PROBLEM STATEMENT:
A complete, word-for-word restatement of the entries is needed.
[SUPPLIED DATA]
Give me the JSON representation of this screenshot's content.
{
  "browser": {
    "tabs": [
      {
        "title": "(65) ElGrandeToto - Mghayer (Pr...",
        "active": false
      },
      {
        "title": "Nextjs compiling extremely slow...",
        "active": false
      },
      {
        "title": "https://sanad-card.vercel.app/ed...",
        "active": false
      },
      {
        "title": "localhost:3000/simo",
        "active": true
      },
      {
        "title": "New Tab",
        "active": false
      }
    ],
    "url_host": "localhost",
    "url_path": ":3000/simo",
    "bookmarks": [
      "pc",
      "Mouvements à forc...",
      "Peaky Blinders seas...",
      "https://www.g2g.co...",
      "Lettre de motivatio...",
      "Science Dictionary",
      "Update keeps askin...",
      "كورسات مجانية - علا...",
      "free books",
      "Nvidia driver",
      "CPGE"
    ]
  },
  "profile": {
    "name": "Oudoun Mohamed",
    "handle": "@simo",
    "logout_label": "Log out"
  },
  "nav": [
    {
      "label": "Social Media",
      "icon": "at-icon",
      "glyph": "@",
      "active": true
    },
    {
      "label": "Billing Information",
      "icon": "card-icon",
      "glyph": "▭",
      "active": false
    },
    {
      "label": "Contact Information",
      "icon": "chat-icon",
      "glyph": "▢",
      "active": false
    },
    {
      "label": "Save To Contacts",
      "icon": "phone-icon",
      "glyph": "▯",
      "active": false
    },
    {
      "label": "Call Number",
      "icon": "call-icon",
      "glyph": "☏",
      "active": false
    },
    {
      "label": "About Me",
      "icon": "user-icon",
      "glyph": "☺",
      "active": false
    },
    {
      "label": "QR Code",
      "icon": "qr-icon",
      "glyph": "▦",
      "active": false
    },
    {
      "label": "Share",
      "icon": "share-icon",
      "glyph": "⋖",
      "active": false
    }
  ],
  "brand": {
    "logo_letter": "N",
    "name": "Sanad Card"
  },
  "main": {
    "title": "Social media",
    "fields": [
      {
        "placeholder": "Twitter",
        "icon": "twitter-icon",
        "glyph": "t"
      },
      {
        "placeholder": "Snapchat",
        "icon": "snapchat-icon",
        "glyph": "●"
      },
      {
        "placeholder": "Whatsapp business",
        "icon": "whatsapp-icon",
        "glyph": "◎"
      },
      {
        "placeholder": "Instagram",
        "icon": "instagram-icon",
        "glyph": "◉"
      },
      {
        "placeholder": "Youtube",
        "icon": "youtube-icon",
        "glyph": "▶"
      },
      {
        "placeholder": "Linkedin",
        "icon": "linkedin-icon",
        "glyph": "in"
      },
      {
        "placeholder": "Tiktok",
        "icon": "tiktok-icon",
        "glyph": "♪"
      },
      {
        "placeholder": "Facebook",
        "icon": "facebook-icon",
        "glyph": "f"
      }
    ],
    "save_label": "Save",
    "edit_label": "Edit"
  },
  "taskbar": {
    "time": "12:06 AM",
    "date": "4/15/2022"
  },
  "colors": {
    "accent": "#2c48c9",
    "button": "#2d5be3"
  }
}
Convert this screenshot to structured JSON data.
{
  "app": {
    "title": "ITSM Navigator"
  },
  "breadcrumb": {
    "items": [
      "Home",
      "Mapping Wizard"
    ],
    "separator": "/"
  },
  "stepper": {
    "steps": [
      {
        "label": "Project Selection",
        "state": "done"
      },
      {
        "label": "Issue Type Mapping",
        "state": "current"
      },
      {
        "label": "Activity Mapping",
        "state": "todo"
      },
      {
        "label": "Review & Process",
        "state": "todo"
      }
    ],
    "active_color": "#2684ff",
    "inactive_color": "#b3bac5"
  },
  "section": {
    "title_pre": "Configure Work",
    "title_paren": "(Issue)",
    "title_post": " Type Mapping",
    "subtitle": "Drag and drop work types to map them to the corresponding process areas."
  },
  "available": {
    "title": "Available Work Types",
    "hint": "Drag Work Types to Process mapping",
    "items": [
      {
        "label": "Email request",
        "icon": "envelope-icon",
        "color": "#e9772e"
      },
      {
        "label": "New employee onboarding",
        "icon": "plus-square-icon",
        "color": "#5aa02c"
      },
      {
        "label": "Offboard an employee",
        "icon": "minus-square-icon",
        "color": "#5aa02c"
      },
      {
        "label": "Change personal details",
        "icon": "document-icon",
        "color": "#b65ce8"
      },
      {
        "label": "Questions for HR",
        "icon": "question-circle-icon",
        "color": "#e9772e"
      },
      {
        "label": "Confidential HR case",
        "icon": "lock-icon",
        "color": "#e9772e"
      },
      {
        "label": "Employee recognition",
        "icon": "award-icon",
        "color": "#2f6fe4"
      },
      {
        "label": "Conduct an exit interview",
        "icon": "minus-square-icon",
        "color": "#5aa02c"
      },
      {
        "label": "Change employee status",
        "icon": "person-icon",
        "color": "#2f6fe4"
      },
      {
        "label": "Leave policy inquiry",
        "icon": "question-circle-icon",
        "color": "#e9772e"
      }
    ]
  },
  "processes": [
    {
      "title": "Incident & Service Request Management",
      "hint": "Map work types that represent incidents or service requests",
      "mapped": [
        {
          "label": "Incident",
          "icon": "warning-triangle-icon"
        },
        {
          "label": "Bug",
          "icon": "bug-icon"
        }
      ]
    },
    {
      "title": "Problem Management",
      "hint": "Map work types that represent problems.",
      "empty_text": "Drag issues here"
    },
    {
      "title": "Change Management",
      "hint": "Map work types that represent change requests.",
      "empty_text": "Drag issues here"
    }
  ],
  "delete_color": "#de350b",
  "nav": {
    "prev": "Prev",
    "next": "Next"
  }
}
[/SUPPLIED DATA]
EXERCISE OUTPUT:
Give me the JSON representation of this screenshot's content.
{
  "browser": {
    "tabs": [
      {
        "title": "(65) ElGrandeToto - Mghayer (Pr...",
        "active": false
      },
      {
        "title": "Nextjs compiling extremely slow...",
        "active": false
      },
      {
        "title": "https://sanad-card.vercel.app/ed...",
        "active": false
      },
      {
        "title": "localhost:3000/simo",
        "active": true
      },
      {
        "title": "New Tab",
        "active": false
      }
    ],
    "url_host": "localhost",
    "url_path": ":3000/simo",
    "bookmarks": [
      "pc",
      "Mouvements à forc...",
      "Peaky Blinders seas...",
      "https://www.g2g.co...",
      "Lettre de motivatio...",
      "Science Dictionary",
      "Update keeps askin...",
      "كورسات مجانية - علا...",
      "free books",
      "Nvidia driver",
      "CPGE"
    ]
  },
  "profile": {
    "name": "Oudoun Mohamed",
    "handle": "@simo",
    "logout_label": "Log out"
  },
  "nav": [
    {
      "label": "Social Media",
      "icon": "at-icon",
      "glyph": "@",
      "active": true
    },
    {
      "label": "Billing Information",
      "icon": "card-icon",
      "glyph": "▭",
      "active": false
    },
    {
      "label": "Contact Information",
      "icon": "chat-icon",
      "glyph": "▢",
      "active": false
    },
    {
      "label": "Save To Contacts",
      "icon": "phone-icon",
      "glyph": "▯",
      "active": false
    },
    {
      "label": "Call Number",
      "icon": "call-icon",
      "glyph": "☏",
      "active": false
    },
    {
      "label": "About Me",
      "icon": "user-icon",
      "glyph": "☺",
      "active": false
    },
    {
      "label": "QR Code",
      "icon": "qr-icon",
      "glyph": "▦",
      "active": false
    },
    {
      "label": "Share",
      "icon": "share-icon",
      "glyph": "⋖",
      "active": false
    }
  ],
  "brand": {
    "logo_letter": "N",
    "name": "Sanad Card"
  },
  "main": {
    "title": "Social media",
    "fields": [
      {
        "placeholder": "Twitter",
        "icon": "twitter-icon",
        "glyph": "t"
      },
      {
        "placeholder": "Snapchat",
        "icon": "snapchat-icon",
        "glyph": "●"
      },
      {
        "placeholder": "Whatsapp business",
        "icon": "whatsapp-icon",
        "glyph": "◎"
      },
      {
        "placeholder": "Instagram",
        "icon": "instagram-icon",
        "glyph": "◉"
      },
      {
        "placeholder": "Youtube",
        "icon": "youtube-icon",
        "glyph": "▶"
      },
      {
        "placeholder": "Linkedin",
        "icon": "linkedin-icon",
        "glyph": "in"
      },
      {
        "placeholder": "Tiktok",
        "icon": "tiktok-icon",
        "glyph": "♪"
      },
      {
        "placeholder": "Facebook",
        "icon": "facebook-icon",
        "glyph": "f"
      }
    ],
    "save_label": "Save",
    "edit_label": "Edit"
  },
  "taskbar": {
    "time": "12:06 AM",
    "date": "4/15/2022"
  },
  "colors": {
    "accent": "#2c48c9",
    "button": "#2d5be3"
  }
}
Convert this screenshot to structured JSON data.
{
  "app": {
    "title": "ITSM Navigator"
  },
  "breadcrumb": {
    "items": [
      "Home",
      "Mapping Wizard"
    ],
    "separator": "/"
  },
  "stepper": {
    "steps": [
      {
        "label": "Project Selection",
        "state": "done"
      },
      {
        "label": "Issue Type Mapping",
        "state": "current"
      },
      {
        "label": "Activity Mapping",
        "state": "todo"
      },
      {
        "label": "Review & Process",
        "state": "todo"
      }
    ],
    "active_color": "#2684ff",
    "inactive_color": "#b3bac5"
  },
  "section": {
    "title_pre": "Configure Work",
    "title_paren": "(Issue)",
    "title_post": " Type Mapping",
    "subtitle": "Drag and drop work types to map them to the corresponding process areas."
  },
  "available": {
    "title": "Available Work Types",
    "hint": "Drag Work Types to Process mapping",
    "items": [
      {
        "label": "Email request",
        "icon": "envelope-icon",
        "color": "#e9772e"
      },
      {
        "label": "New employee onboarding",
        "icon": "plus-square-icon",
        "color": "#5aa02c"
      },
      {
        "label": "Offboard an employee",
        "icon": "minus-square-icon",
        "color": "#5aa02c"
      },
      {
        "label": "Change personal details",
        "icon": "document-icon",
        "color": "#b65ce8"
      },
      {
        "label": "Questions for HR",
        "icon": "question-circle-icon",
        "color": "#e9772e"
      },
      {
        "label": "Confidential HR case",
        "icon": "lock-icon",
        "color": "#e9772e"
      },
      {
        "label": "Employee recognition",
        "icon": "award-icon",
        "color": "#2f6fe4"
      },
      {
        "label": "Conduct an exit interview",
        "icon": "minus-square-icon",
        "color": "#5aa02c"
      },
      {
        "label": "Change employee status",
        "icon": "person-icon",
        "color": "#2f6fe4"
      },
      {
        "label": "Leave policy inquiry",
        "icon": "question-circle-icon",
        "color": "#e9772e"
      }
    ]
  },
  "processes": [
    {
      "title": "Incident & Service Request Management",
      "hint": "Map work types that represent incidents or service requests",
      "mapped": [
        {
          "label": "Incident",
          "icon": "warning-triangle-icon"
        },
        {
          "label": "Bug",
          "icon": "bug-icon"
        }
      ]
    },
    {
      "title": "Problem Management",
      "hint": "Map work types that represent problems.",
      "empty_text": "Drag issues here"
    },
    {
      "title": "Change Management",
      "hint": "Map work types that represent change requests.",
      "empty_text": "Drag issues here"
    }
  ],
  "delete_color": "#de350b",
  "nav": {
    "prev": "Prev",
    "next": "Next"
  }
}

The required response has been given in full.